• **Action item**: Figure out how many lines in these records contain "name". Only the number belongs in the reply.

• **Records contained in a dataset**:
☆ ☆ ☆ ☆

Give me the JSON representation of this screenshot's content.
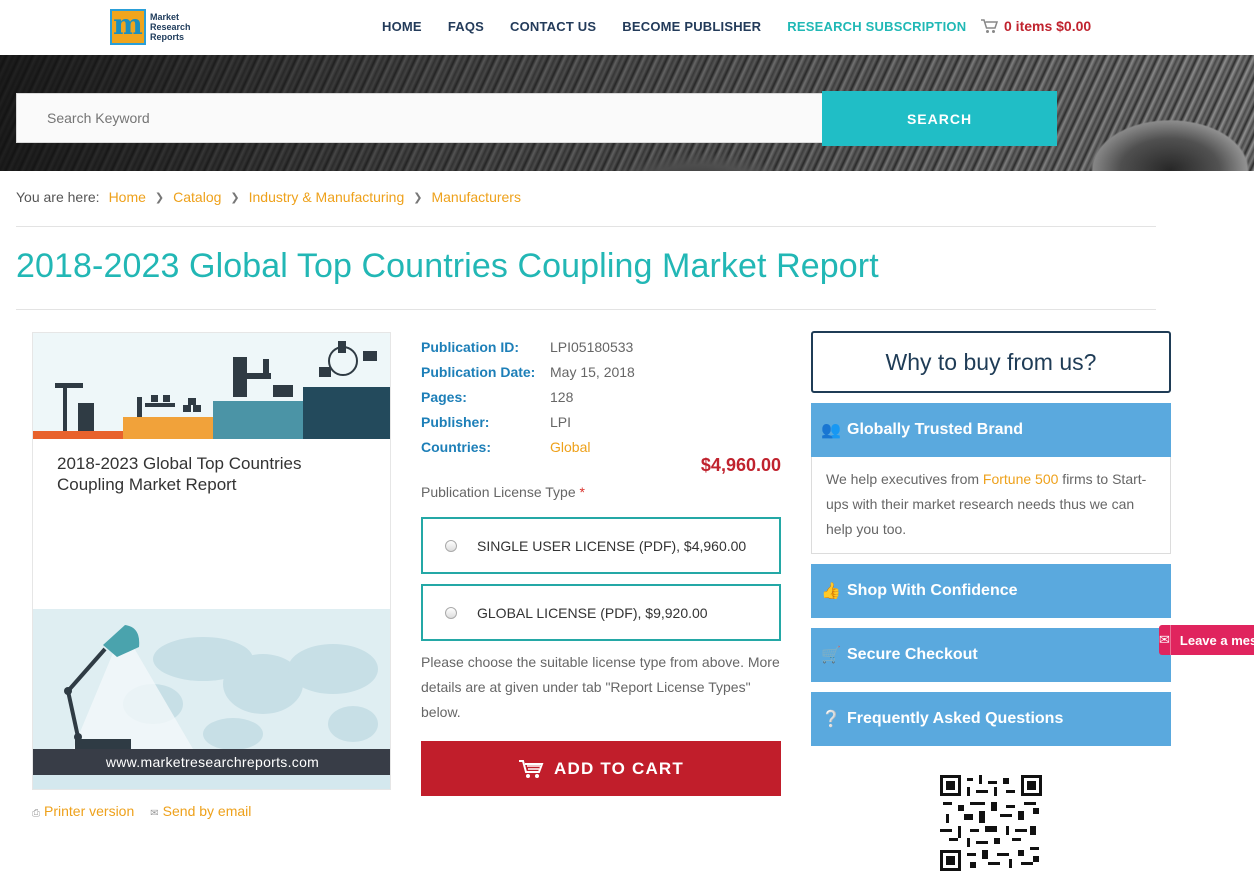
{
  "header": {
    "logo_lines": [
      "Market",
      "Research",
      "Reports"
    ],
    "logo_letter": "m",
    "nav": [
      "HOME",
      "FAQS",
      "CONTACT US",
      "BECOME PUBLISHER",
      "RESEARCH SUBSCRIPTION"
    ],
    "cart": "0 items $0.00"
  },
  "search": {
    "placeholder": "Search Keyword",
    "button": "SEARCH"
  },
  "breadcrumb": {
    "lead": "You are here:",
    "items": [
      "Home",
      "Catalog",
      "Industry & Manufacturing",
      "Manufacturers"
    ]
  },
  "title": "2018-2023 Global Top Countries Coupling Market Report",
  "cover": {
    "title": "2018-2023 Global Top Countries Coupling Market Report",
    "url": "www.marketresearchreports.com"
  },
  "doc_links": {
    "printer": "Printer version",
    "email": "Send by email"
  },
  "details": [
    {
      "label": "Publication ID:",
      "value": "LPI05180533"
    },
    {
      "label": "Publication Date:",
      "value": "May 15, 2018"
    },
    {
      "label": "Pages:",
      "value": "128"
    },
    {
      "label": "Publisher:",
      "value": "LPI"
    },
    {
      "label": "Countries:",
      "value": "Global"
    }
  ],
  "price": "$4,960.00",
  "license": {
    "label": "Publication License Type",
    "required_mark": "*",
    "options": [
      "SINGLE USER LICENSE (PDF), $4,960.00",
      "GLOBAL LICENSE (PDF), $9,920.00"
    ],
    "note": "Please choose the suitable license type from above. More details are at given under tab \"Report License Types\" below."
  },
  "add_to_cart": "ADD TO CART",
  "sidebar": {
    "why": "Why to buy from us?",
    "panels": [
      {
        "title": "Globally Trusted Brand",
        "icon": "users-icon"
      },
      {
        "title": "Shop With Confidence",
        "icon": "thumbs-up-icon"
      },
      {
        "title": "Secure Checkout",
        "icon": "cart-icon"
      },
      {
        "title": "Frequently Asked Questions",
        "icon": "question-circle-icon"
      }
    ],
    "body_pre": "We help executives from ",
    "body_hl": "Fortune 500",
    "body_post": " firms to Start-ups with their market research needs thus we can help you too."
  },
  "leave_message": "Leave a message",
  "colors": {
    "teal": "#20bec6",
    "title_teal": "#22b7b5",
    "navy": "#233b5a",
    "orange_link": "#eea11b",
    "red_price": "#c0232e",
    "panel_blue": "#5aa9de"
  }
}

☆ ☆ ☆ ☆

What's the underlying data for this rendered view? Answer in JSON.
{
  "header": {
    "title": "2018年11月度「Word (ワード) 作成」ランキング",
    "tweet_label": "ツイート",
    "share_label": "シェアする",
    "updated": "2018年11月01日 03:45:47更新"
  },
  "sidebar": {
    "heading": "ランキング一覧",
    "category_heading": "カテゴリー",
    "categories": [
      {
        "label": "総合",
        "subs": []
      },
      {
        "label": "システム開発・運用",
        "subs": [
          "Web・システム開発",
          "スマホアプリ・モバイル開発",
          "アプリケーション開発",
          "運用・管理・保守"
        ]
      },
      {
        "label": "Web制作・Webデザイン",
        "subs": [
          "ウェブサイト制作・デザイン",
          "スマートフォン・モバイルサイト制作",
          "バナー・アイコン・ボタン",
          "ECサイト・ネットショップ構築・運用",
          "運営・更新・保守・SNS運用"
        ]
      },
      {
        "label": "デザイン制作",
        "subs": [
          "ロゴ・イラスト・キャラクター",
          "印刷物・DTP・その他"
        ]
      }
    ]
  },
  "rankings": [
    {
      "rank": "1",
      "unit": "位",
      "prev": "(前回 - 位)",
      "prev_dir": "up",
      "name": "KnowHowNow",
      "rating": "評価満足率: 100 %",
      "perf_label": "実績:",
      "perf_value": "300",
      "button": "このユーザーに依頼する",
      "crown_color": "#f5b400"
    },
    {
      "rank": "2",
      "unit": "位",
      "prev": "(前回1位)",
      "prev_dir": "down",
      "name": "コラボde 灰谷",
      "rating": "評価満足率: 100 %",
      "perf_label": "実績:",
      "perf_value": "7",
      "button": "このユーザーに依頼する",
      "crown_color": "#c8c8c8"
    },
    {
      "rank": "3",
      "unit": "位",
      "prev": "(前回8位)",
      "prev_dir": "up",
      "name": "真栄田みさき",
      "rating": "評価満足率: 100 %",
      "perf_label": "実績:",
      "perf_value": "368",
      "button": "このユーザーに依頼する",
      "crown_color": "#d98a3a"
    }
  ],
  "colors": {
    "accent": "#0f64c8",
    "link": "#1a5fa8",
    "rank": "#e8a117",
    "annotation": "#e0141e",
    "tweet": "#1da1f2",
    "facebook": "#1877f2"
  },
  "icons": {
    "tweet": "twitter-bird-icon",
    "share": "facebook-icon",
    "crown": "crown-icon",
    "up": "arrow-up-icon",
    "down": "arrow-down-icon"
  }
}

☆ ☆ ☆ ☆

• **Response below**: 3